Pundits have been praising Rep. Paul Ryan, the Wisconsin
Republican who chairs the House budget committee, for the courage displayed in
his 2012 budget proposal. But their definition of "courage"
must be different from mine.
While I was finishing my Ph.D. I took a job as an adjunct
professor at a small, state-run college. The experience was a lesson in
humility. Most of the time, fancy graduate degree or not, I was treated like a
cog in a machine--and a suspicious cog at that.
The common good is taking a beating. Economic inequality has accelerated dramatically since the early 1980s, and many think nothing can be done about it. But that verdict is a nonstarter for Christian morality.

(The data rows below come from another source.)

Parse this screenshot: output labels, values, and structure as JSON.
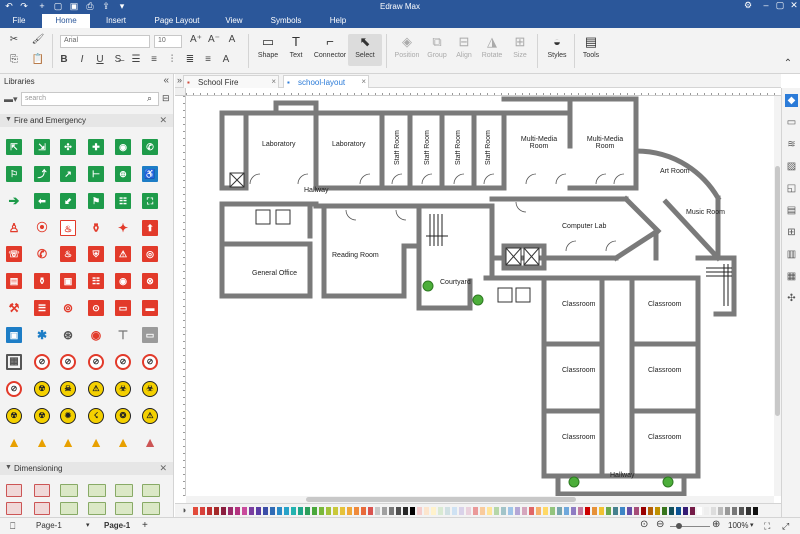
{
  "app": {
    "title": "Edraw Max",
    "quick_access": [
      "undo-icon",
      "redo-icon",
      "new-icon",
      "open-icon",
      "save-icon",
      "print-icon",
      "export-icon",
      "more-icon"
    ]
  },
  "menu": {
    "items": [
      {
        "label": "File"
      },
      {
        "label": "Home"
      },
      {
        "label": "Insert"
      },
      {
        "label": "Page Layout"
      },
      {
        "label": "View"
      },
      {
        "label": "Symbols"
      },
      {
        "label": "Help"
      }
    ],
    "active": "Home"
  },
  "ribbon": {
    "font_name": "Arial",
    "font_size": "10",
    "tools": [
      {
        "label": "Shape",
        "enabled": true
      },
      {
        "label": "Text",
        "enabled": true
      },
      {
        "label": "Connector",
        "enabled": true
      },
      {
        "label": "Select",
        "enabled": true
      },
      {
        "label": "Position",
        "enabled": false
      },
      {
        "label": "Group",
        "enabled": false
      },
      {
        "label": "Align",
        "enabled": false
      },
      {
        "label": "Rotate",
        "enabled": false
      },
      {
        "label": "Size",
        "enabled": false
      },
      {
        "label": "Styles",
        "enabled": true
      },
      {
        "label": "Tools",
        "enabled": true
      }
    ]
  },
  "library": {
    "title": "Libraries",
    "search_placeholder": "search",
    "sections": [
      {
        "label": "Fire and Emergency",
        "expanded": true
      },
      {
        "label": "Dimensioning",
        "expanded": true
      }
    ]
  },
  "tabs": [
    {
      "label": "School Fire Evacua...",
      "active": false
    },
    {
      "label": "school-layout",
      "active": true
    }
  ],
  "floorplan": {
    "rooms": [
      "Laboratory",
      "Laboratory",
      "Staff Room",
      "Staff Room",
      "Staff Room",
      "Staff Room",
      "Multi-Media Room",
      "Multi-Media Room",
      "Art Room",
      "Music Room",
      "Hallway",
      "Computer Lab",
      "General Office",
      "Reading Room",
      "Courtyard",
      "Classroom",
      "Classroom",
      "Classroom",
      "Classroom",
      "Classroom",
      "Classroom",
      "Hallway"
    ]
  },
  "status": {
    "page_selector": "Page-1",
    "page_tab": "Page-1",
    "zoom": "100%"
  },
  "colors": {
    "accent": "#2b579a",
    "wall": "#7a7a7a",
    "select_blue": "#2b7bd8"
  }
}
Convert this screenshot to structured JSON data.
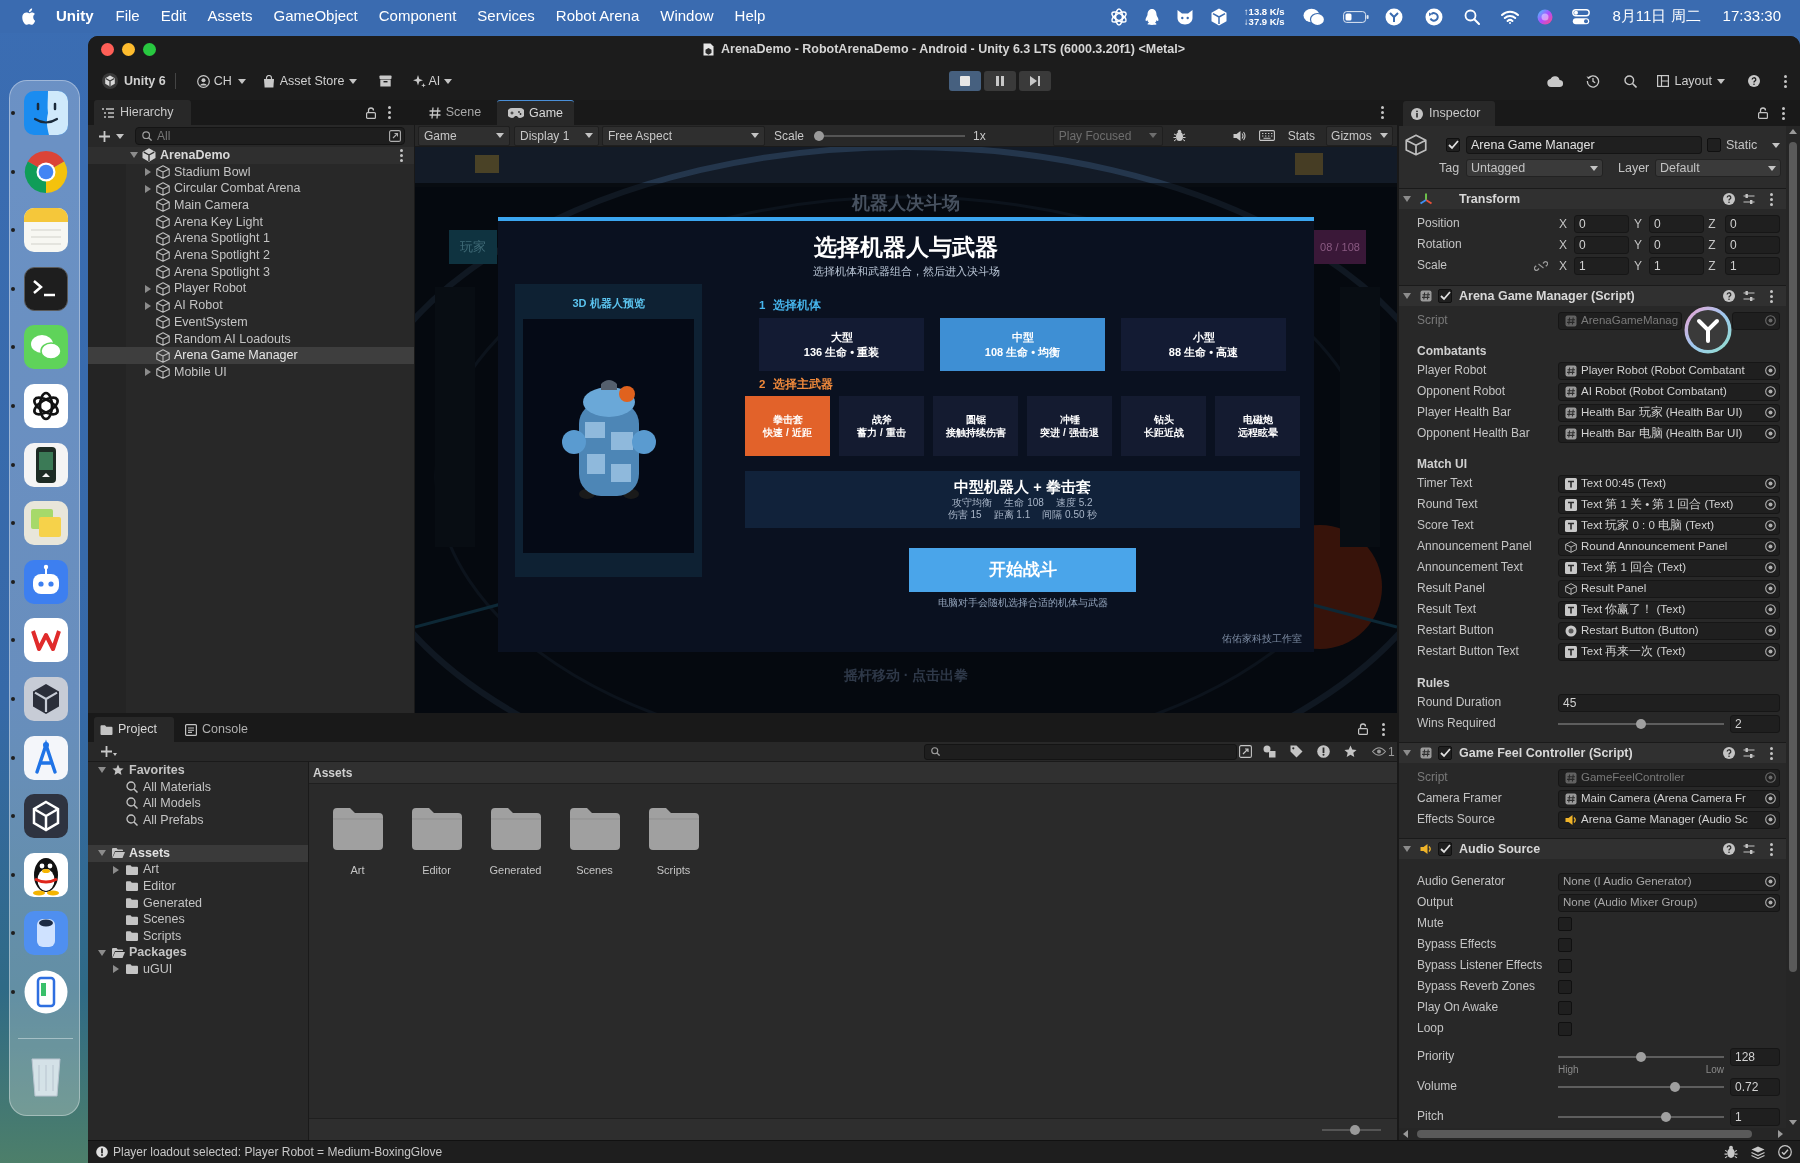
{
  "menu_bar": {
    "app_name": "Unity",
    "menus": [
      "File",
      "Edit",
      "Assets",
      "GameObject",
      "Component",
      "Services",
      "Robot Arena",
      "Window",
      "Help"
    ],
    "network": {
      "upload": "↑13.8 K/s",
      "download": "↓37.9 K/s"
    },
    "date": "8月11日 周二",
    "time": "17:33:30"
  },
  "dock": {
    "items": [
      {
        "kind": "finder",
        "running": true
      },
      {
        "kind": "browser",
        "running": true
      },
      {
        "kind": "notes",
        "running": true
      },
      {
        "kind": "terminal",
        "running": true
      },
      {
        "kind": "messenger",
        "running": true
      },
      {
        "kind": "assistant",
        "running": true
      },
      {
        "kind": "reader",
        "running": true
      },
      {
        "kind": "stickies",
        "running": true
      },
      {
        "kind": "bot",
        "running": true
      },
      {
        "kind": "office",
        "running": true
      },
      {
        "kind": "unity",
        "running": true
      },
      {
        "kind": "designer",
        "running": true
      },
      {
        "kind": "hub",
        "running": true
      },
      {
        "kind": "penguin",
        "running": true
      },
      {
        "kind": "device",
        "running": true
      },
      {
        "kind": "phone",
        "running": true
      },
      {
        "kind": "trash"
      }
    ]
  },
  "window": {
    "title": "ArenaDemo - RobotArenaDemo - Android - Unity 6.3 LTS (6000.3.20f1) <Metal>"
  },
  "toolbar": {
    "version": "Unity 6",
    "account": "CH",
    "asset_store": "Asset Store",
    "ai": "AI",
    "playing": true,
    "paused": false,
    "layout": "Layout"
  },
  "hierarchy": {
    "title": "Hierarchy",
    "search_placeholder": "All",
    "scene": {
      "label": "ArenaDemo",
      "expanded": true,
      "selected": false,
      "children": [
        {
          "label": "Stadium Bowl",
          "expanded": false,
          "selected": false
        },
        {
          "label": "Circular Combat Arena",
          "expanded": false,
          "selected": false
        },
        {
          "label": "Main Camera",
          "selected": false
        },
        {
          "label": "Arena Key Light",
          "selected": false
        },
        {
          "label": "Arena Spotlight 1",
          "selected": false
        },
        {
          "label": "Arena Spotlight 2",
          "selected": false
        },
        {
          "label": "Arena Spotlight 3",
          "selected": false
        },
        {
          "label": "Player Robot",
          "expanded": false,
          "selected": false
        },
        {
          "label": "AI Robot",
          "expanded": false,
          "selected": false
        },
        {
          "label": "EventSystem",
          "selected": false
        },
        {
          "label": "Random AI Loadouts",
          "selected": false
        },
        {
          "label": "Arena Game Manager",
          "selected": true
        },
        {
          "label": "Mobile UI",
          "expanded": false,
          "selected": false
        }
      ]
    }
  },
  "game_panel": {
    "tabs": [
      {
        "kind": "scene",
        "label": "Scene",
        "selected": false
      },
      {
        "kind": "game",
        "label": "Game",
        "selected": true
      }
    ],
    "controls": {
      "view": "Game",
      "display": "Display 1",
      "aspect": "Free Aspect",
      "scale_label": "Scale",
      "scale": {
        "level": 0
      },
      "scale_value": "1x",
      "play_mode": "Play Focused",
      "stats": "Stats",
      "gizmos": "Gizmos"
    },
    "hud": {
      "title": "机器人决斗场",
      "player_tag": "玩家",
      "health": "08 / 108",
      "hint": "摇杆移动 · 点击出拳"
    },
    "dialog": {
      "title": "选择机器人与武器",
      "subtitle": "选择机体和武器组合，然后进入决斗场",
      "preview_label": "3D 机器人预览",
      "body_step": {
        "number": "1",
        "label": "选择机体"
      },
      "bodies": [
        {
          "name": "大型",
          "stats": "136 生命 • 重装",
          "selected": false
        },
        {
          "name": "中型",
          "stats": "108 生命 • 均衡",
          "selected": true
        },
        {
          "name": "小型",
          "stats": "88 生命 • 高速",
          "selected": false
        }
      ],
      "weapon_step": {
        "number": "2",
        "label": "选择主武器"
      },
      "weapons": [
        {
          "name": "拳击套",
          "traits": "快速 / 近距",
          "selected": true
        },
        {
          "name": "战斧",
          "traits": "蓄力 / 重击",
          "selected": false
        },
        {
          "name": "圆锯",
          "traits": "接触持续伤害",
          "selected": false
        },
        {
          "name": "冲锤",
          "traits": "突进 / 强击退",
          "selected": false
        },
        {
          "name": "钻头",
          "traits": "长距近战",
          "selected": false
        },
        {
          "name": "电磁炮",
          "traits": "远程眩晕",
          "selected": false
        }
      ],
      "summary": {
        "title": "中型机器人 + 拳击套",
        "stat_lines": [
          [
            "攻守均衡",
            "生命 108",
            "速度 5.2"
          ],
          [
            "伤害 15",
            "距离 1.1",
            "间隔 0.50 秒"
          ]
        ]
      },
      "start_button": "开始战斗",
      "hint": "电脑对手会随机选择合适的机体与武器",
      "credit": "佑佑家科技工作室"
    }
  },
  "inspector": {
    "title": "Inspector",
    "object": {
      "active": true,
      "name": "Arena Game Manager",
      "static": false,
      "static_label": "Static",
      "tag_label": "Tag",
      "tag": "Untagged",
      "layer_label": "Layer",
      "layer": "Default"
    },
    "components": [
      {
        "kind": "transform",
        "title": "Transform",
        "expanded": true,
        "rows": [
          {
            "label": "Position",
            "axes": [
              {
                "axis": "X",
                "value": "0"
              },
              {
                "axis": "Y",
                "value": "0"
              },
              {
                "axis": "Z",
                "value": "0"
              }
            ]
          },
          {
            "label": "Rotation",
            "axes": [
              {
                "axis": "X",
                "value": "0"
              },
              {
                "axis": "Y",
                "value": "0"
              },
              {
                "axis": "Z",
                "value": "0"
              }
            ]
          },
          {
            "label": "Scale",
            "proportional": false,
            "axes": [
              {
                "axis": "X",
                "value": "1"
              },
              {
                "axis": "Y",
                "value": "1"
              },
              {
                "axis": "Z",
                "value": "1"
              }
            ]
          }
        ]
      },
      {
        "kind": "script",
        "title": "Arena Game Manager (Script)",
        "enabled": true,
        "expanded": true,
        "script": {
          "label": "Script",
          "value": "ArenaGameManag",
          "disabled": true
        },
        "groups": [
          {
            "header": "Combatants",
            "fields": [
              {
                "kind": "script_ref",
                "label": "Player Robot",
                "value": "Player Robot (Robot Combatant"
              },
              {
                "kind": "script_ref",
                "label": "Opponent Robot",
                "value": "AI Robot (Robot Combatant)"
              },
              {
                "kind": "script_ref",
                "label": "Player Health Bar",
                "value": "Health Bar 玩家 (Health Bar UI)"
              },
              {
                "kind": "script_ref",
                "label": "Opponent Health Bar",
                "value": "Health Bar 电脑 (Health Bar UI)"
              }
            ]
          },
          {
            "header": "Match UI",
            "fields": [
              {
                "kind": "text_ref",
                "label": "Timer Text",
                "value": "Text 00:45 (Text)"
              },
              {
                "kind": "text_ref",
                "label": "Round Text",
                "value": "Text 第 1 关 • 第 1 回合 (Text)"
              },
              {
                "kind": "text_ref",
                "label": "Score Text",
                "value": "Text 玩家 0 : 0 电脑 (Text)"
              },
              {
                "kind": "object_ref",
                "label": "Announcement Panel",
                "value": "Round Announcement Panel"
              },
              {
                "kind": "text_ref",
                "label": "Announcement Text",
                "value": "Text 第 1 回合 (Text)"
              },
              {
                "kind": "object_ref",
                "label": "Result Panel",
                "value": "Result Panel"
              },
              {
                "kind": "text_ref",
                "label": "Result Text",
                "value": "Text 你赢了！ (Text)"
              },
              {
                "kind": "button_ref",
                "label": "Restart Button",
                "value": "Restart Button (Button)"
              },
              {
                "kind": "text_ref",
                "label": "Restart Button Text",
                "value": "Text 再来一次 (Text)"
              }
            ]
          },
          {
            "header": "Rules",
            "fields": [
              {
                "kind": "number",
                "label": "Round Duration",
                "value": "45"
              },
              {
                "kind": "slider",
                "label": "Wins Required",
                "level": 0.5,
                "value": "2"
              }
            ]
          }
        ]
      },
      {
        "kind": "script",
        "title": "Game Feel Controller (Script)",
        "enabled": true,
        "expanded": true,
        "script": {
          "label": "Script",
          "value": "GameFeelController",
          "disabled": true
        },
        "groups": [
          {
            "fields": [
              {
                "kind": "script_ref",
                "label": "Camera Framer",
                "value": "Main Camera (Arena Camera Fr"
              },
              {
                "kind": "audio_ref",
                "label": "Effects Source",
                "value": "Arena Game Manager (Audio Sc"
              }
            ]
          }
        ]
      },
      {
        "kind": "audio",
        "title": "Audio Source",
        "enabled": true,
        "expanded": true,
        "groups": [
          {
            "fields": [
              {
                "kind": "empty_ref",
                "label": "Audio Generator",
                "value": "None (I Audio Generator)"
              },
              {
                "kind": "empty_ref",
                "label": "Output",
                "value": "None (Audio Mixer Group)"
              },
              {
                "kind": "checkbox",
                "label": "Mute",
                "checked": false
              },
              {
                "kind": "checkbox",
                "label": "Bypass Effects",
                "checked": false
              },
              {
                "kind": "checkbox",
                "label": "Bypass Listener Effects",
                "checked": false
              },
              {
                "kind": "checkbox",
                "label": "Bypass Reverb Zones",
                "checked": false
              },
              {
                "kind": "checkbox",
                "label": "Play On Awake",
                "checked": false
              },
              {
                "kind": "checkbox",
                "label": "Loop",
                "checked": false
              },
              {
                "kind": "slider",
                "label": "Priority",
                "level": 0.5,
                "value": "128",
                "min_label": "High",
                "max_label": "Low"
              },
              {
                "kind": "slider",
                "label": "Volume",
                "level": 0.72,
                "value": "0.72"
              },
              {
                "kind": "slider",
                "label": "Pitch",
                "level": 0.66,
                "value": "1"
              }
            ]
          }
        ]
      }
    ]
  },
  "project": {
    "tabs": [
      {
        "kind": "project",
        "label": "Project",
        "selected": true
      },
      {
        "kind": "console",
        "label": "Console",
        "selected": false
      }
    ],
    "hidden_count": "1",
    "favorites": {
      "label": "Favorites",
      "expanded": true,
      "items": [
        {
          "label": "All Materials",
          "selected": false
        },
        {
          "label": "All Models",
          "selected": false
        },
        {
          "label": "All Prefabs",
          "selected": false
        }
      ]
    },
    "roots": [
      {
        "label": "Assets",
        "expanded": true,
        "selected": true,
        "children": [
          {
            "label": "Art",
            "expanded": false,
            "selected": false
          },
          {
            "label": "Editor",
            "selected": false
          },
          {
            "label": "Generated",
            "selected": false
          },
          {
            "label": "Scenes",
            "selected": false
          },
          {
            "label": "Scripts",
            "selected": false
          }
        ]
      },
      {
        "label": "Packages",
        "expanded": true,
        "selected": false,
        "children": [
          {
            "label": "uGUI",
            "expanded": false,
            "selected": false
          }
        ]
      }
    ],
    "breadcrumb": "Assets",
    "folders": [
      {
        "name": "Art",
        "selected": false
      },
      {
        "name": "Editor",
        "selected": false
      },
      {
        "name": "Generated",
        "selected": false
      },
      {
        "name": "Scenes",
        "selected": false
      },
      {
        "name": "Scripts",
        "selected": false
      }
    ],
    "zoom": {
      "level": 0.58
    }
  },
  "status_bar": {
    "message": "Player loadout selected: Player Robot = Medium-BoxingGlove"
  }
}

Jay Stooksberry argues that the way to reduce gun-related homicides in the United States is to halt the war on drugs. Nearly half of homicides involving guns today are drug-related. He notes that during the Prohibition era, gun deaths increased, as did alcoholism, which Prohibition was meant to prevent. Gangs then controlled the black market, just as they control the distribution and sale of illegal drugs today. Prohibition was a failure, and for similar reasons the war on drugs hasn’t worked—but it has led to the killing of innocents in gang warfare and the militarization of law enforcement, at the cost of a trillion dollars spent over the past four decades (Newsweek, August 16).